  • Best students?
  • Best educators?
  • Best resources?
  • Best managers of customers’ expectation?

Data on resources, students (entry standard and employment prospect), and academic staff (expenditure) do not favour the post-92s and hence the model of customer management  may  be  a good lesson to move forward  to  academic staff satisfaction. For post 92s, achieving equity in students’ satisfaction must have come at a high price as shifting customers’ opinion in a market driven system requires lots of hard work and investment. While the pressure of the NSS, TEF and REF as well as league tables based on them is felt across all institutions, the post-92s are coping to do far more than expected with less resources. Inevitably, the negative consequences of such market driven HE system  on academic staff work practice (academic freedom and professionalism) and wellbeing may be felt more in post-92 universities. If we must live with the NSS, then, a similar  nationalised survey on academic staff satisfaction can be adopted to guess and address the extent of mental health and wellbeing deterioration in our HEIs.

  • What are the driving forces of motivation for academics?

The primary roles of academics in HEIs are to teach and research in their specialist field. As they progress through their career from lecturer to professor positions, they also encounter admin responsibilities which could take considerable amount of their time. Academics supervise research students and post docs and are expected to publish their findings. How much of their time is devoted to teaching, research, knowledge exchange or admin duties vary by role, or depending which HEI they work for. The time allocated to do these competing activities could also considerably vary by HEIs as with recognition of the time required to do them, or values given to output in the various activity areas. Career progression to professorial position (reward/recognition) depends not only on  performing these tasks at local level but also on the academic’s international standing in their subject fields by various measures. It is thus inevitable that those who are successful in academia are mostly working well and above their allocated time in their contract.  Given the motivation or happiness score of academics is   influenced by money invested in them and/or recognition they get for their work, the driving power of league tables based on academic satisfaction for changes in post-92 universities can be assessed.   For this exercise, data on career progression to professorial level (recognition) and university financial data including salary expenditure for the major London Universities are scrutinised.

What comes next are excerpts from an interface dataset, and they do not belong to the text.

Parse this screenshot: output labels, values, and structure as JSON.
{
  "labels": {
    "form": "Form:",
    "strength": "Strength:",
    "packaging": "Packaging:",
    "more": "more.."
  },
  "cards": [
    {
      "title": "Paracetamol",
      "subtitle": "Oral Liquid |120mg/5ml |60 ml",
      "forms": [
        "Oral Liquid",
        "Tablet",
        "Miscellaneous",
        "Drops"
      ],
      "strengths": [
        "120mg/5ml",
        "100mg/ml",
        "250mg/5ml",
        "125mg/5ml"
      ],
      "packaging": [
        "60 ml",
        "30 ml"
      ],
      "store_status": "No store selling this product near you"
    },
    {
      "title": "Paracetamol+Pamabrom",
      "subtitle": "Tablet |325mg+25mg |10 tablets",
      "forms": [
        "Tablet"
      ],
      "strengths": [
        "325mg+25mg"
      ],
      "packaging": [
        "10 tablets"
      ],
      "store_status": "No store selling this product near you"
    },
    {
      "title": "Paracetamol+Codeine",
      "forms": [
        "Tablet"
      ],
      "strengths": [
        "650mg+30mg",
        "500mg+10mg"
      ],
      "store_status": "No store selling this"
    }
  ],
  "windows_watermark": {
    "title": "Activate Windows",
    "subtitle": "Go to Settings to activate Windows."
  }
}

The opinion expressed in this article is solely the author’s.

 Dr Solomon Habtemariam is a principal Lecturer at the University of Greenwich


Leave a Reply

Your email address will not be published. Required fields are marked *

This site uses Akismet to reduce spam. Learn how your comment data is processed.